The just plain weird: A large ocean liner will go aground sending many people into the water, but it won't be one she is on because she wouldn't get on to one of the ones that will go aground. Well if she knows which one, then why not tell us which it is? Winter will be mild in most of the East except for Boston and Philadelphia due to "polar tilt." New loan companies will spring up that are government regulated. Aren't they already?

As you can see, just from the obvious and likely categories, Sylvia is bound to generate several hits that will be remembered by her fans. And does she have fans. After listening to the predictions, I willed myself to listen to the many desperate women looking for a man and lonely people asking for the names of their spirit guides. People also asked if they should go into specific careers, what happened to the spirit of their deceased loved ones, why their leg was so swollen, and one sad woman asked for help with a severe case of agoraphobia and panic attacks. Despite all these different questions, the one I would have really have liked to see is, "Why am I asking you?"
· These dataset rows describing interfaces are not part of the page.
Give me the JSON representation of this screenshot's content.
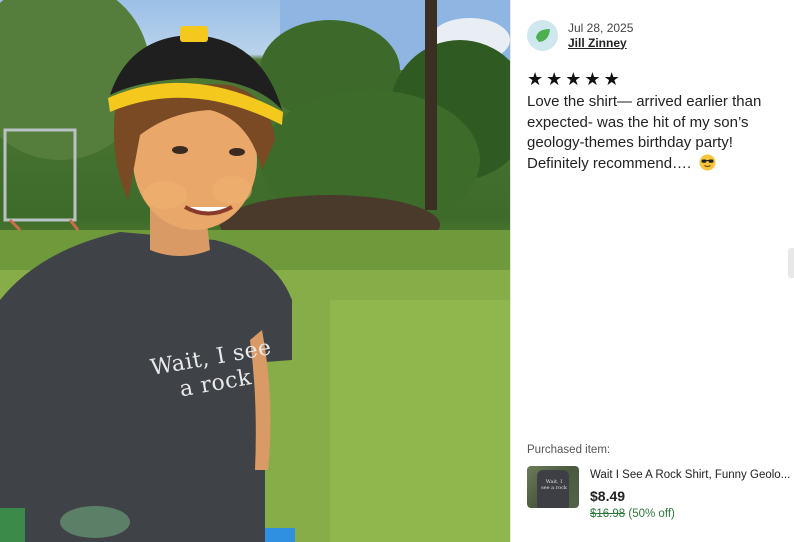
{
  "review": {
    "date": "Jul 28, 2025",
    "reviewer_name": "Jill Zinney",
    "rating": 5,
    "rating_max": 5,
    "star_glyph": "★",
    "text": "Love the shirt— arrived earlier than expected- was the hit of my son’s geology-themes birthday party! Definitely recommend…. ",
    "text_emoji": "smiling-face-with-sunglasses",
    "photo_shirt_text": [
      "Wait, I see",
      "a rock"
    ]
  },
  "purchased": {
    "label": "Purchased item:",
    "title": "Wait I See A Rock Shirt, Funny Geolo...",
    "price": "$8.49",
    "original_price": "$16.98",
    "discount": "(50% off)",
    "thumb_text": "Wait, I see a rock"
  },
  "colors": {
    "accent_green": "#2c7a3a",
    "avatar_bg": "#cfe7ef",
    "avatar_leaf": "#4caf50"
  }
}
For more information on Sylvia Browne, I recommend the site (This site used to go by another name, but while the author was in the hospital, the domain expired, bought by someone else, and due to issues with Google rankings, I will not repeat the old name here.) This site offers recaps of the accuracy of many of Browne's predictions, questionable advice and readings that are just plain cruel. Of particular note are videos of some disturbing readings she gave to desperate families of missing persons. (In researching "polar tilt" (??!!) I found another nice critique of Browne here.)